▶ [DATA PROVIDED]
↓↓↓
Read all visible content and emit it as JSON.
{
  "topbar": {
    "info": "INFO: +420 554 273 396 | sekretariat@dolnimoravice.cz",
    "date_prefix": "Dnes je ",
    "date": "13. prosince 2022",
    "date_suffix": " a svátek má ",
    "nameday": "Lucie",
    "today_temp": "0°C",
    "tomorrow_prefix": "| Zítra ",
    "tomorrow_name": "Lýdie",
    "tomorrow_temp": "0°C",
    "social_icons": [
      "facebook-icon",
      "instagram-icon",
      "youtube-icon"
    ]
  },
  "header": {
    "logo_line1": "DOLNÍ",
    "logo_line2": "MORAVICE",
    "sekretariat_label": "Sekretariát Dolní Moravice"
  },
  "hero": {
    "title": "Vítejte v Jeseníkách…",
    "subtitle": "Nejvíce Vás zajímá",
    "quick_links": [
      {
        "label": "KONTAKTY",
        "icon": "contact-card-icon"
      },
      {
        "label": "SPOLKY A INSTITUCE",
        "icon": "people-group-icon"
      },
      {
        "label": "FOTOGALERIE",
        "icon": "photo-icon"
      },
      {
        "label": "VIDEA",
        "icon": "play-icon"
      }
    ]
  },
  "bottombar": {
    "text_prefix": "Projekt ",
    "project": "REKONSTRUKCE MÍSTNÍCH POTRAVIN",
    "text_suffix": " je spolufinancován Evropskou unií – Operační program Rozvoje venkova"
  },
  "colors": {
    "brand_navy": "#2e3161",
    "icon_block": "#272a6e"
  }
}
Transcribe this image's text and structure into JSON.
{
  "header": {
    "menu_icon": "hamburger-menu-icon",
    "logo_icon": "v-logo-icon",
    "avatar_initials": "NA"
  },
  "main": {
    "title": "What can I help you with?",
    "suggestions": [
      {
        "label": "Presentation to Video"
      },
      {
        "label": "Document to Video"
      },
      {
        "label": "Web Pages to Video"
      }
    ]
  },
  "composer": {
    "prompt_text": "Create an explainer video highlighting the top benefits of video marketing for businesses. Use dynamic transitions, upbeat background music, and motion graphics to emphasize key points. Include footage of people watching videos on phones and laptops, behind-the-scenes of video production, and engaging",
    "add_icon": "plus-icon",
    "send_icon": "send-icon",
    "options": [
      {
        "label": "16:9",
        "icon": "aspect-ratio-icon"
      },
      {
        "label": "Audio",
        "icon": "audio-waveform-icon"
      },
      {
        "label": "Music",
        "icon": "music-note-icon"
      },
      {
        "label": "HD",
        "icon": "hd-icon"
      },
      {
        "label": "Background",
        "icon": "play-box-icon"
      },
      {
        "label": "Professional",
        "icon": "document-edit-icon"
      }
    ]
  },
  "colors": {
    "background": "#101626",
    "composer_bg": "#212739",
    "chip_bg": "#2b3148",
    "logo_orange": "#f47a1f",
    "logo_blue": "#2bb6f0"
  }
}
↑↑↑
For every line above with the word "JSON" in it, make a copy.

Read all visible content and emit it as JSON.
Transcribe this image's text and structure into JSON.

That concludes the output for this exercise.